What this task involves: Scan the entries for the word "duration". Every line that has it should be copied.
Supplied records START
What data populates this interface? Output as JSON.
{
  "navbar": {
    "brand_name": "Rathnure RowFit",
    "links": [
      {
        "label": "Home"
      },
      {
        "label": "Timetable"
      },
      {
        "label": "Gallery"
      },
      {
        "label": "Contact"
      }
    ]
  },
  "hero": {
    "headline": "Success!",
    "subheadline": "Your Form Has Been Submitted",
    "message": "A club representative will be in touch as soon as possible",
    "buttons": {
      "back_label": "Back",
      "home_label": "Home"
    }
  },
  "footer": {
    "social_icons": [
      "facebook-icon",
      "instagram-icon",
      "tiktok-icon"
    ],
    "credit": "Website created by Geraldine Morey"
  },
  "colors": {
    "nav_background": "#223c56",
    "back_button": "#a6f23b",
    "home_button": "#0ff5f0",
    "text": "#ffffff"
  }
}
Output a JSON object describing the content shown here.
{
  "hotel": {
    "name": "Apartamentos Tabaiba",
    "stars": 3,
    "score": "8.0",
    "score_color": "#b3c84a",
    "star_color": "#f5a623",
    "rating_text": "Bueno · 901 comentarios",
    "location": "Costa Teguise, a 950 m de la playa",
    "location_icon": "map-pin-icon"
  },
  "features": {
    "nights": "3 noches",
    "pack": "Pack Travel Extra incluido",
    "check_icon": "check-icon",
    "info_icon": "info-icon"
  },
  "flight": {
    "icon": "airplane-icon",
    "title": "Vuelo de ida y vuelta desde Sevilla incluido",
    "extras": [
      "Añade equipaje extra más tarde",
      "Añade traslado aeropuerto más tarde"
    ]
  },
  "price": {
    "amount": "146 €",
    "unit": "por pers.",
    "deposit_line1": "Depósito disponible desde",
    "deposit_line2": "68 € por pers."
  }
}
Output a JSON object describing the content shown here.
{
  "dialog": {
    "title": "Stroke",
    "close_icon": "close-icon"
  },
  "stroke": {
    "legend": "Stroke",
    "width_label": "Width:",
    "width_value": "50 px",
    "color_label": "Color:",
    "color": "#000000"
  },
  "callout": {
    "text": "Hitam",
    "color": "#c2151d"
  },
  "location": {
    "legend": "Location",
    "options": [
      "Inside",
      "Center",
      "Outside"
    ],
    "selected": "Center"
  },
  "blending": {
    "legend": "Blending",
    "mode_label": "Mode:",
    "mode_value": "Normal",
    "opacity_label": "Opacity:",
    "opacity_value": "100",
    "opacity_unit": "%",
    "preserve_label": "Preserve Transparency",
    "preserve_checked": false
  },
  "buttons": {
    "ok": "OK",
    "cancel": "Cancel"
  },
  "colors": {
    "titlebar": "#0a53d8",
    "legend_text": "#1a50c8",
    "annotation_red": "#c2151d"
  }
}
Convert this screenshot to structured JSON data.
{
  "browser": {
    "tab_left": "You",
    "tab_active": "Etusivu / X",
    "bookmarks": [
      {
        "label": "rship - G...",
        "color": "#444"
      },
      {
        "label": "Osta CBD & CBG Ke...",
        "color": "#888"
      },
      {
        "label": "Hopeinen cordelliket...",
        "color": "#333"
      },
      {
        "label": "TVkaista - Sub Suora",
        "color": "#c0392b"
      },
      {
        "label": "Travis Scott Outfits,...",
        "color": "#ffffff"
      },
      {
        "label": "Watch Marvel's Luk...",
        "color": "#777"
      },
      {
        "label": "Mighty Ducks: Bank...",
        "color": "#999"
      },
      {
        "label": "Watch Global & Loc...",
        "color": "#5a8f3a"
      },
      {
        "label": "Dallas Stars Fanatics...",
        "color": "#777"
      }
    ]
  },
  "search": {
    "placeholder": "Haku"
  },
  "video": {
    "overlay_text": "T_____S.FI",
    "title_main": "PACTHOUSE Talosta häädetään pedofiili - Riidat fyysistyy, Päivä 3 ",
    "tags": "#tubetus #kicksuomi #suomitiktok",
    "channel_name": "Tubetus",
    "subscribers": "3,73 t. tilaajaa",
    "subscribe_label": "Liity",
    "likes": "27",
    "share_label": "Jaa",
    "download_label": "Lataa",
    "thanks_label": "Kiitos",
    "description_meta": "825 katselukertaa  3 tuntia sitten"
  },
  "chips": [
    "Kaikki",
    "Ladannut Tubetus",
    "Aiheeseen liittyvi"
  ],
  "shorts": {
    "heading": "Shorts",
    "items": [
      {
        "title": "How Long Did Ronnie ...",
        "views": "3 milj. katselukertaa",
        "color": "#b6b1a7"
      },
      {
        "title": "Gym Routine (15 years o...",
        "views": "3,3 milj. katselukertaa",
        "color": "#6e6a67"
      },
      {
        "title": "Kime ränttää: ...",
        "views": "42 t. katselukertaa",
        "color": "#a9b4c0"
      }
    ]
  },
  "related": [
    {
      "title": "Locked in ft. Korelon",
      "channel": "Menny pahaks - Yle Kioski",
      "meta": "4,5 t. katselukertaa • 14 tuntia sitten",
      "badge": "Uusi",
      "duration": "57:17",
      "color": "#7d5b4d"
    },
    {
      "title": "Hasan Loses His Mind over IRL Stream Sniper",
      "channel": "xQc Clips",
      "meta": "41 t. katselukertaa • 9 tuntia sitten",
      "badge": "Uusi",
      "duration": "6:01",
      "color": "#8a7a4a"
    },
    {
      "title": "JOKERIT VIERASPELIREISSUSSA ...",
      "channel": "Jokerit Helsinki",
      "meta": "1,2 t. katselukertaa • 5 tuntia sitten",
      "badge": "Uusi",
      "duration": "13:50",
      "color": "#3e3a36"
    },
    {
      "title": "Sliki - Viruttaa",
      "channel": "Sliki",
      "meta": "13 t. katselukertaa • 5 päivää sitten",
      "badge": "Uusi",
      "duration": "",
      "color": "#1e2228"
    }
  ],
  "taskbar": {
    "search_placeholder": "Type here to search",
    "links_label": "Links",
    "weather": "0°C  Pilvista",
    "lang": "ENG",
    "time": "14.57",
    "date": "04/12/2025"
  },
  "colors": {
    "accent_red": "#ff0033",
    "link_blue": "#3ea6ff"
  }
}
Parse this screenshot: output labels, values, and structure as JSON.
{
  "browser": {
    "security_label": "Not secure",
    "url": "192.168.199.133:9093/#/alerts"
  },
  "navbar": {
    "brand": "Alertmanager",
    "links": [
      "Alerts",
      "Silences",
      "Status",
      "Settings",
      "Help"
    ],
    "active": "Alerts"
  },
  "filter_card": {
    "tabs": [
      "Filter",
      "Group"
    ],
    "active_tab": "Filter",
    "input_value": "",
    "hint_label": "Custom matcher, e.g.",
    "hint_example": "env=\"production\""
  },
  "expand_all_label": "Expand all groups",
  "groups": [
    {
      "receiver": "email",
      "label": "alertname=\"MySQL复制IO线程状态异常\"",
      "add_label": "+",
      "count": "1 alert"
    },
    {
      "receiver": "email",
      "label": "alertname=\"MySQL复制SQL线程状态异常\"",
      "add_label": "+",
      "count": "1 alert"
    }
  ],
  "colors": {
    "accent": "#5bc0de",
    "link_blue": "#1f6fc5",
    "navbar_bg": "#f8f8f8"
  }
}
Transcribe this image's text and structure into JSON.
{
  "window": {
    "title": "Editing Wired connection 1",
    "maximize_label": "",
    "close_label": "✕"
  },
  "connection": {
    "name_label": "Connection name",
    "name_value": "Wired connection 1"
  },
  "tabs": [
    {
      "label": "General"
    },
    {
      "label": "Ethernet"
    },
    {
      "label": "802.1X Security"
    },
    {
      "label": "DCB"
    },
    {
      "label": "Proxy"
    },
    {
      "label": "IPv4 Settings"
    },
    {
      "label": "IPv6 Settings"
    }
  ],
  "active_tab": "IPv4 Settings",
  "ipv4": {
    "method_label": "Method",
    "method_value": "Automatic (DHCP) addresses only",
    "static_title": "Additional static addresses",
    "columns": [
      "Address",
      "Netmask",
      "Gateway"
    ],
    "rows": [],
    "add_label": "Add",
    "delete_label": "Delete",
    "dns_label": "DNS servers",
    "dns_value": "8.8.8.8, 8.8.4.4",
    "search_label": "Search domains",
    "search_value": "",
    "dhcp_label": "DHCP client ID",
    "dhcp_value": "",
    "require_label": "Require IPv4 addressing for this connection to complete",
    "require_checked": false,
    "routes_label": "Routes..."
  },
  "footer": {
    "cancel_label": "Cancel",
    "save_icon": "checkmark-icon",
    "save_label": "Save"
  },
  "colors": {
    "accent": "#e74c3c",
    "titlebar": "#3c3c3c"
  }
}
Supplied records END
Exercise response:
      "duration": "57:17",
      "duration": "6:01",
      "duration": "13:50",
      "duration": "",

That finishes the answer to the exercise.